Please copy out each line of the listing that contains the word "from".

→ **Data in this exercise**
((
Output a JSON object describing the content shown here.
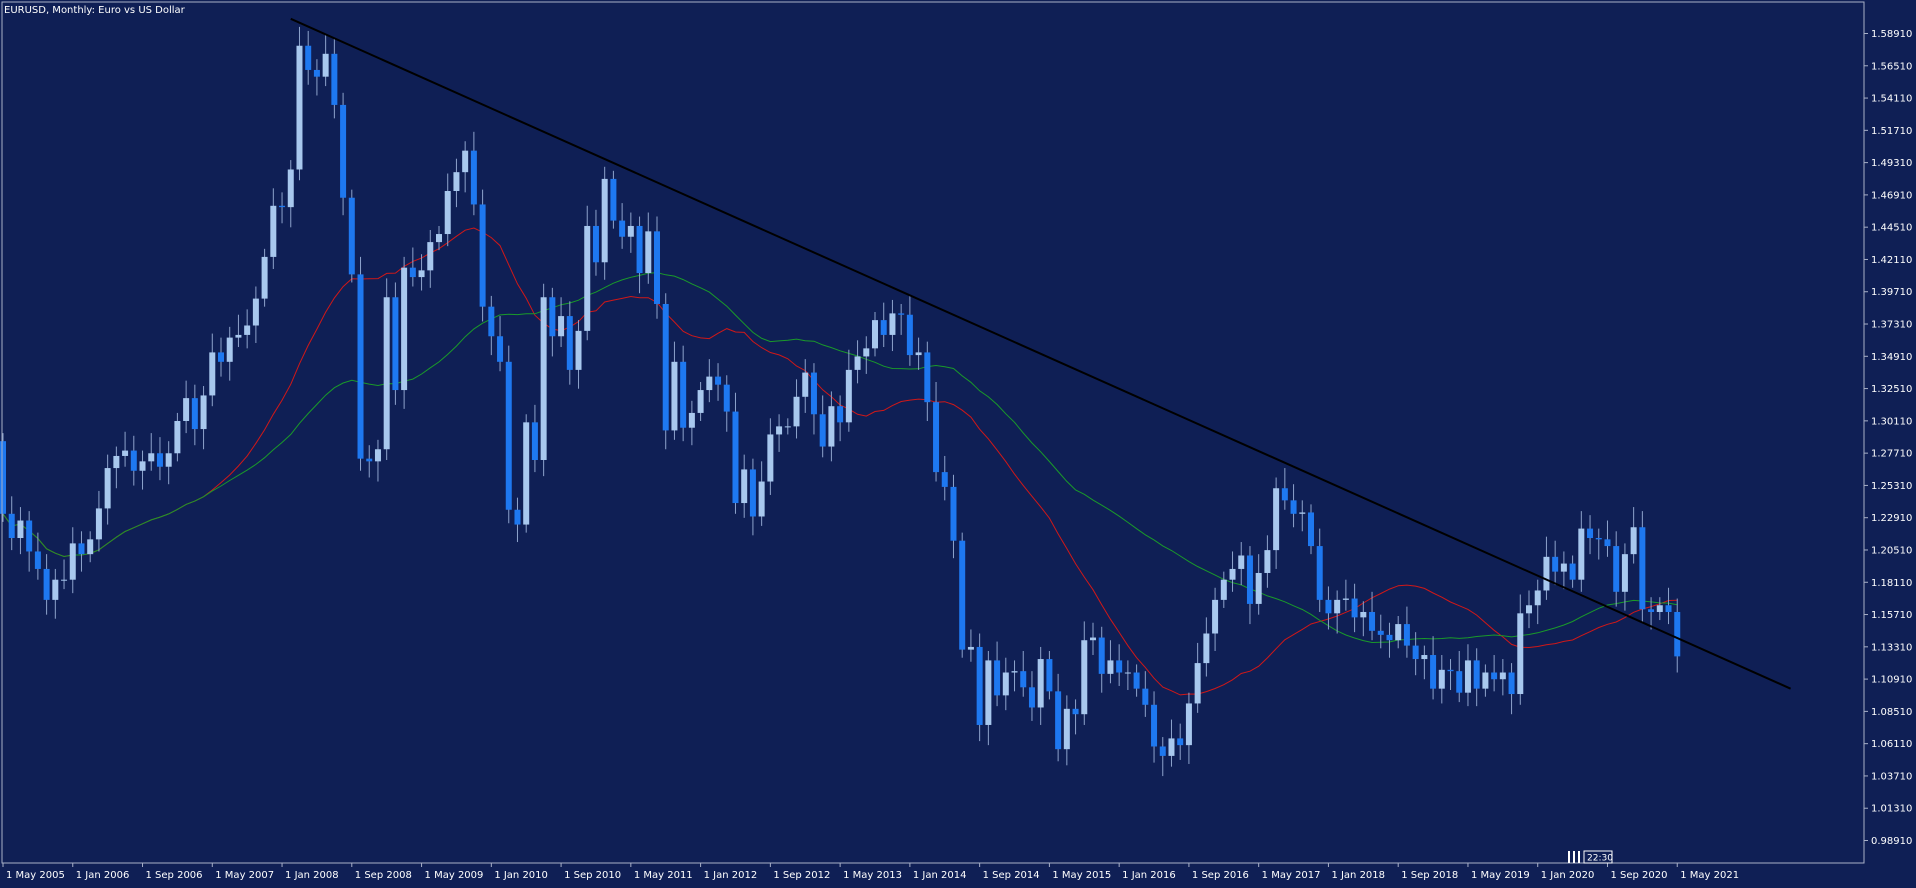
{
  "window": {
    "title": "EURUSD, Monthly:  Euro vs US Dollar",
    "time_badge": "22:30"
  },
  "colors": {
    "background": "#0f1f55",
    "frame": "#a8b0c8",
    "bull_body": "#a8c8ee",
    "bear_body": "#1e78f0",
    "wick": "#8ea3cc",
    "ma_fast": "#d01818",
    "ma_slow": "#1a9a2a",
    "trendline": "#000000",
    "text": "#ffffff"
  },
  "chart_data": {
    "type": "candlestick",
    "title": "EURUSD, Monthly:  Euro vs US Dollar",
    "grid": false,
    "y_axis_position": "right",
    "ylim": [
      0.97,
      1.61
    ],
    "y_ticks": [
      "1.58910",
      "1.56510",
      "1.54110",
      "1.51710",
      "1.49310",
      "1.46910",
      "1.44510",
      "1.42110",
      "1.39710",
      "1.37310",
      "1.34910",
      "1.32510",
      "1.30110",
      "1.27710",
      "1.25310",
      "1.22910",
      "1.20510",
      "1.18110",
      "1.15710",
      "1.13310",
      "1.10910",
      "1.08510",
      "1.06110",
      "1.03710",
      "1.01310",
      "0.98910"
    ],
    "x_ticks": [
      {
        "label": "1 May 2005",
        "index": 0
      },
      {
        "label": "1 Jan 2006",
        "index": 8
      },
      {
        "label": "1 Sep 2006",
        "index": 16
      },
      {
        "label": "1 May 2007",
        "index": 24
      },
      {
        "label": "1 Jan 2008",
        "index": 32
      },
      {
        "label": "1 Sep 2008",
        "index": 40
      },
      {
        "label": "1 May 2009",
        "index": 48
      },
      {
        "label": "1 Jan 2010",
        "index": 56
      },
      {
        "label": "1 Sep 2010",
        "index": 64
      },
      {
        "label": "1 May 2011",
        "index": 72
      },
      {
        "label": "1 Jan 2012",
        "index": 80
      },
      {
        "label": "1 Sep 2012",
        "index": 88
      },
      {
        "label": "1 May 2013",
        "index": 96
      },
      {
        "label": "1 Jan 2014",
        "index": 104
      },
      {
        "label": "1 Sep 2014",
        "index": 112
      },
      {
        "label": "1 May 2015",
        "index": 120
      },
      {
        "label": "1 Jan 2016",
        "index": 128
      },
      {
        "label": "1 Sep 2016",
        "index": 136
      },
      {
        "label": "1 May 2017",
        "index": 144
      },
      {
        "label": "1 Jan 2018",
        "index": 152
      },
      {
        "label": "1 Sep 2018",
        "index": 160
      },
      {
        "label": "1 May 2019",
        "index": 168
      },
      {
        "label": "1 Jan 2020",
        "index": 176
      },
      {
        "label": "1 Sep 2020",
        "index": 184
      },
      {
        "label": "1 May 2021",
        "index": 192
      }
    ],
    "closes": [
      1.232,
      1.214,
      1.227,
      1.204,
      1.191,
      1.168,
      1.183,
      1.183,
      1.21,
      1.202,
      1.213,
      1.236,
      1.266,
      1.275,
      1.279,
      1.264,
      1.271,
      1.277,
      1.267,
      1.277,
      1.301,
      1.318,
      1.295,
      1.32,
      1.352,
      1.345,
      1.363,
      1.365,
      1.372,
      1.392,
      1.423,
      1.461,
      1.46,
      1.488,
      1.58,
      1.562,
      1.557,
      1.574,
      1.536,
      1.467,
      1.41,
      1.273,
      1.271,
      1.28,
      1.393,
      1.324,
      1.415,
      1.408,
      1.413,
      1.434,
      1.44,
      1.472,
      1.486,
      1.502,
      1.462,
      1.386,
      1.364,
      1.345,
      1.235,
      1.224,
      1.3,
      1.272,
      1.393,
      1.364,
      1.379,
      1.339,
      1.368,
      1.446,
      1.419,
      1.481,
      1.45,
      1.438,
      1.446,
      1.411,
      1.442,
      1.388,
      1.294,
      1.345,
      1.296,
      1.307,
      1.324,
      1.334,
      1.328,
      1.308,
      1.24,
      1.265,
      1.23,
      1.256,
      1.291,
      1.297,
      1.297,
      1.319,
      1.337,
      1.306,
      1.282,
      1.312,
      1.3,
      1.339,
      1.349,
      1.355,
      1.376,
      1.365,
      1.381,
      1.38,
      1.35,
      1.352,
      1.315,
      1.263,
      1.252,
      1.212,
      1.131,
      1.133,
      1.075,
      1.123,
      1.097,
      1.114,
      1.115,
      1.103,
      1.088,
      1.124,
      1.1,
      1.057,
      1.087,
      1.083,
      1.138,
      1.14,
      1.113,
      1.123,
      1.114,
      1.114,
      1.102,
      1.09,
      1.059,
      1.052,
      1.065,
      1.06,
      1.091,
      1.121,
      1.143,
      1.168,
      1.183,
      1.191,
      1.201,
      1.165,
      1.188,
      1.205,
      1.251,
      1.242,
      1.232,
      1.233,
      1.208,
      1.168,
      1.158,
      1.168,
      1.169,
      1.155,
      1.159,
      1.145,
      1.142,
      1.138,
      1.15,
      1.134,
      1.124,
      1.127,
      1.102,
      1.116,
      1.115,
      1.099,
      1.123,
      1.102,
      1.114,
      1.109,
      1.114,
      1.098,
      1.158,
      1.164,
      1.175,
      1.2,
      1.189,
      1.195,
      1.183,
      1.221,
      1.214,
      1.213,
      1.208,
      1.174,
      1.202,
      1.222,
      1.161,
      1.159,
      1.164,
      1.159,
      1.126
    ],
    "opens_first": 1.286,
    "highs_lows_pad": 0.012,
    "ma_fast_label": "",
    "ma_slow_label": "",
    "trendline": {
      "from": {
        "index": 33,
        "price": 1.6
      },
      "to": {
        "index": 205,
        "price": 1.102
      }
    }
  }
}
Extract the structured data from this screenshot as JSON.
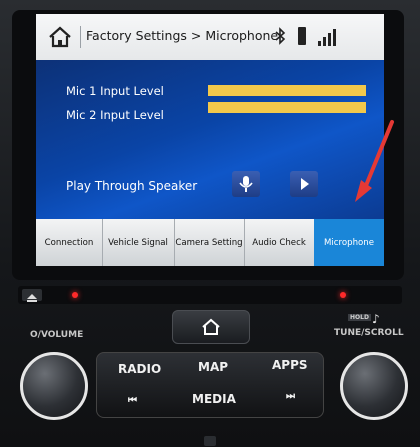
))
→ **Answer box**
      "from": {
Extract the structured data from this screenshot as JSON.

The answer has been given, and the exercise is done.